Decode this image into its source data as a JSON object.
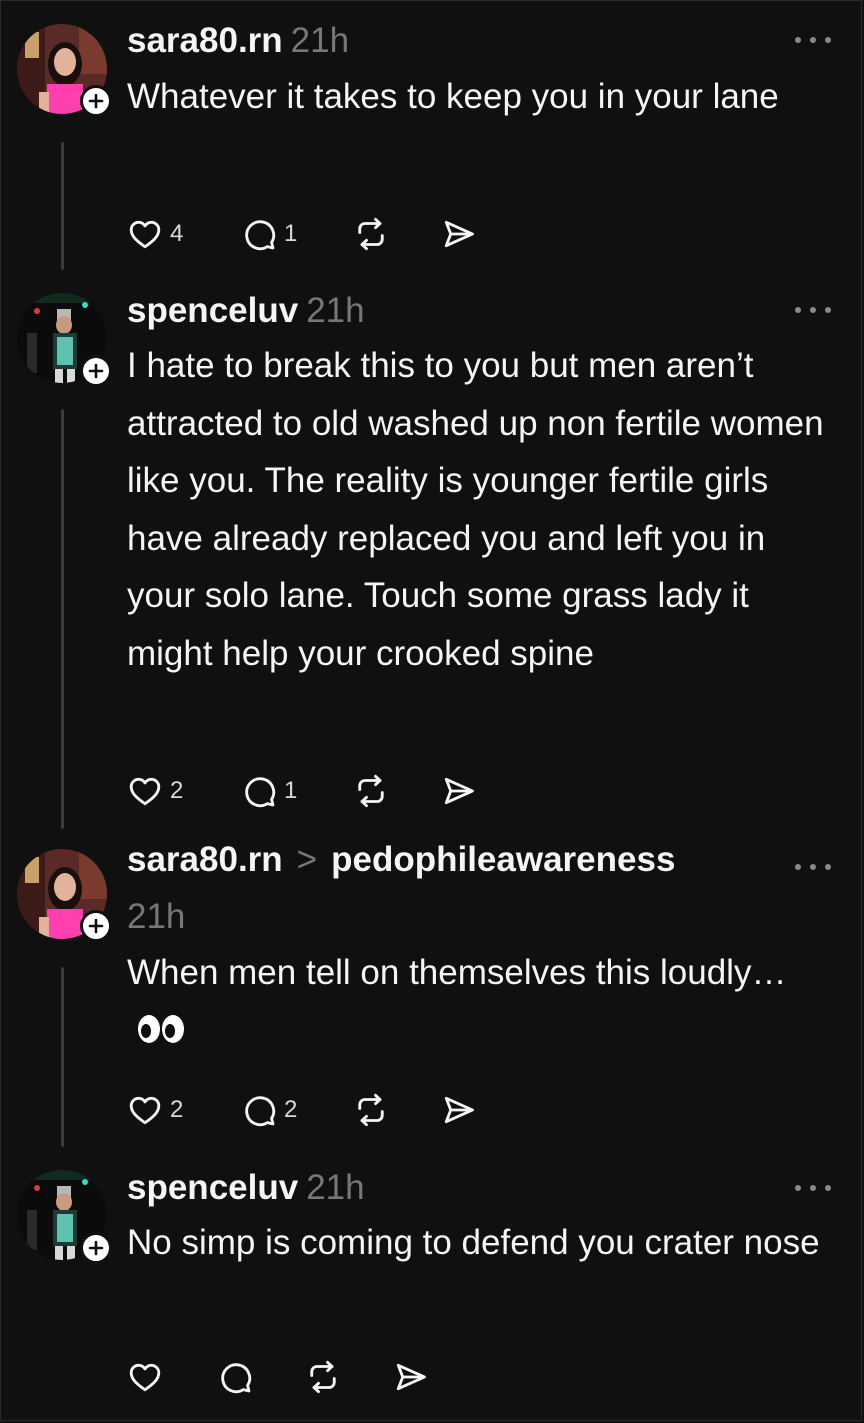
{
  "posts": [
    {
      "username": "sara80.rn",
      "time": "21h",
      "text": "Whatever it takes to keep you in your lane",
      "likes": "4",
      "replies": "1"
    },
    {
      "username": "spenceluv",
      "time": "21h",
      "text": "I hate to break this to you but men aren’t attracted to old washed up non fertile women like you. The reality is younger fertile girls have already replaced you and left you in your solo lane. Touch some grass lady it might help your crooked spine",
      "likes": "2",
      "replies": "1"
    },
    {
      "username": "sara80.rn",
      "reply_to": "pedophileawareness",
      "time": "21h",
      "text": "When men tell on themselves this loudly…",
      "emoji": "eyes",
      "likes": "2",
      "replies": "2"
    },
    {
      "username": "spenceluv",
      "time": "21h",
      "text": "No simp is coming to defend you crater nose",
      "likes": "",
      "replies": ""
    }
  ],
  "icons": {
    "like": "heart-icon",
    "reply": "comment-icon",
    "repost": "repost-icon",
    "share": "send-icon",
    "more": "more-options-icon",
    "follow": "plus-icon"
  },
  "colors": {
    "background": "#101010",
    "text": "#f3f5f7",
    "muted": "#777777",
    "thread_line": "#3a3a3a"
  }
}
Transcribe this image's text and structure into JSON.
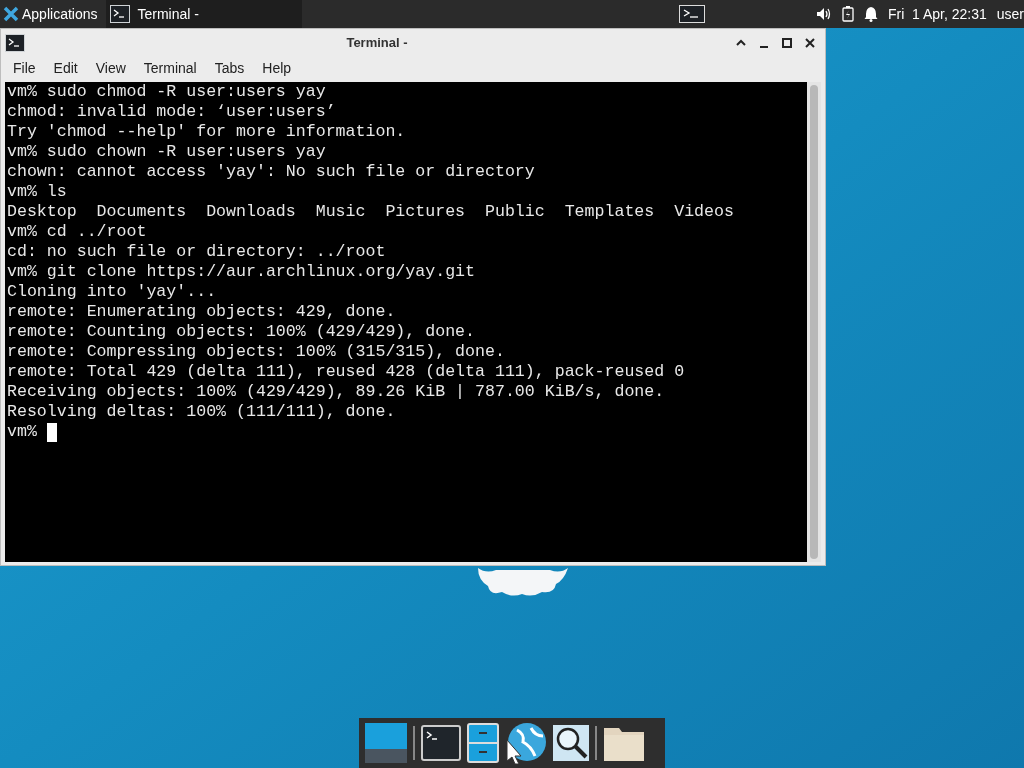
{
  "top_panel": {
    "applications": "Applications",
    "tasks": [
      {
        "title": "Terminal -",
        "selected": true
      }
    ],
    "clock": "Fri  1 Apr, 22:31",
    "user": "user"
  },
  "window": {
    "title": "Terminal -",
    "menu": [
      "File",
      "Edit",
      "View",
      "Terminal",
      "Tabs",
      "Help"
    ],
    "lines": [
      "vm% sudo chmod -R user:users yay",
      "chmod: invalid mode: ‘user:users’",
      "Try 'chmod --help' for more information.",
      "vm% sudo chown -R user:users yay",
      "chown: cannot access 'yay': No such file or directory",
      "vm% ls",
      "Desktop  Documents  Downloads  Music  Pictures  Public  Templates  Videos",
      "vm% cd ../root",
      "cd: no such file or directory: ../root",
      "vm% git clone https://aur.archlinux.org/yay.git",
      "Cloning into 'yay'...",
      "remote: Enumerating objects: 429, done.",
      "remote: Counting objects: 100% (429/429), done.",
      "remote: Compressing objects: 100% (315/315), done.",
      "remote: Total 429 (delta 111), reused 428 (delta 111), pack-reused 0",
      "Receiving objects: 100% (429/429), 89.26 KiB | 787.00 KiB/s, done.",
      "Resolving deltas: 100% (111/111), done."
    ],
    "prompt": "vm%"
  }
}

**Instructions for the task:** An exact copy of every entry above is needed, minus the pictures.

**Result:**
Decode this image into its source data as a JSON object.
{
  "posts": [
    {
      "username": "sara80.rn",
      "time": "21h",
      "text": "Whatever it takes to keep you in your lane",
      "likes": "4",
      "replies": "1"
    },
    {
      "username": "spenceluv",
      "time": "21h",
      "text": "I hate to break this to you but men aren’t attracted to old washed up non fertile women like you. The reality is younger fertile girls have already replaced you and left you in your solo lane. Touch some grass lady it might help your crooked spine",
      "likes": "2",
      "replies": "1"
    },
    {
      "username": "sara80.rn",
      "reply_to": "pedophileawareness",
      "time": "21h",
      "text": "When men tell on themselves this loudly…",
      "emoji": "eyes",
      "likes": "2",
      "replies": "2"
    },
    {
      "username": "spenceluv",
      "time": "21h",
      "text": "No simp is coming to defend you crater nose",
      "likes": "",
      "replies": ""
    }
  ],
  "icons": {
    "like": "heart-icon",
    "reply": "comment-icon",
    "repost": "repost-icon",
    "share": "send-icon",
    "more": "more-options-icon",
    "follow": "plus-icon"
  },
  "colors": {
    "background": "#101010",
    "text": "#f3f5f7",
    "muted": "#777777",
    "thread_line": "#3a3a3a"
  }
}
Transcribe this image's text and structure into JSON.
{
  "top_panel": {
    "applications": "Applications",
    "tasks": [
      {
        "title": "Terminal -",
        "selected": true
      }
    ],
    "clock": "Fri  1 Apr, 22:31",
    "user": "user"
  },
  "window": {
    "title": "Terminal -",
    "menu": [
      "File",
      "Edit",
      "View",
      "Terminal",
      "Tabs",
      "Help"
    ],
    "lines": [
      "vm% sudo chmod -R user:users yay",
      "chmod: invalid mode: ‘user:users’",
      "Try 'chmod --help' for more information.",
      "vm% sudo chown -R user:users yay",
      "chown: cannot access 'yay': No such file or directory",
      "vm% ls",
      "Desktop  Documents  Downloads  Music  Pictures  Public  Templates  Videos",
      "vm% cd ../root",
      "cd: no such file or directory: ../root",
      "vm% git clone https://aur.archlinux.org/yay.git",
      "Cloning into 'yay'...",
      "remote: Enumerating objects: 429, done.",
      "remote: Counting objects: 100% (429/429), done.",
      "remote: Compressing objects: 100% (315/315), done.",
      "remote: Total 429 (delta 111), reused 428 (delta 111), pack-reused 0",
      "Receiving objects: 100% (429/429), 89.26 KiB | 787.00 KiB/s, done.",
      "Resolving deltas: 100% (111/111), done."
    ],
    "prompt": "vm%"
  }
}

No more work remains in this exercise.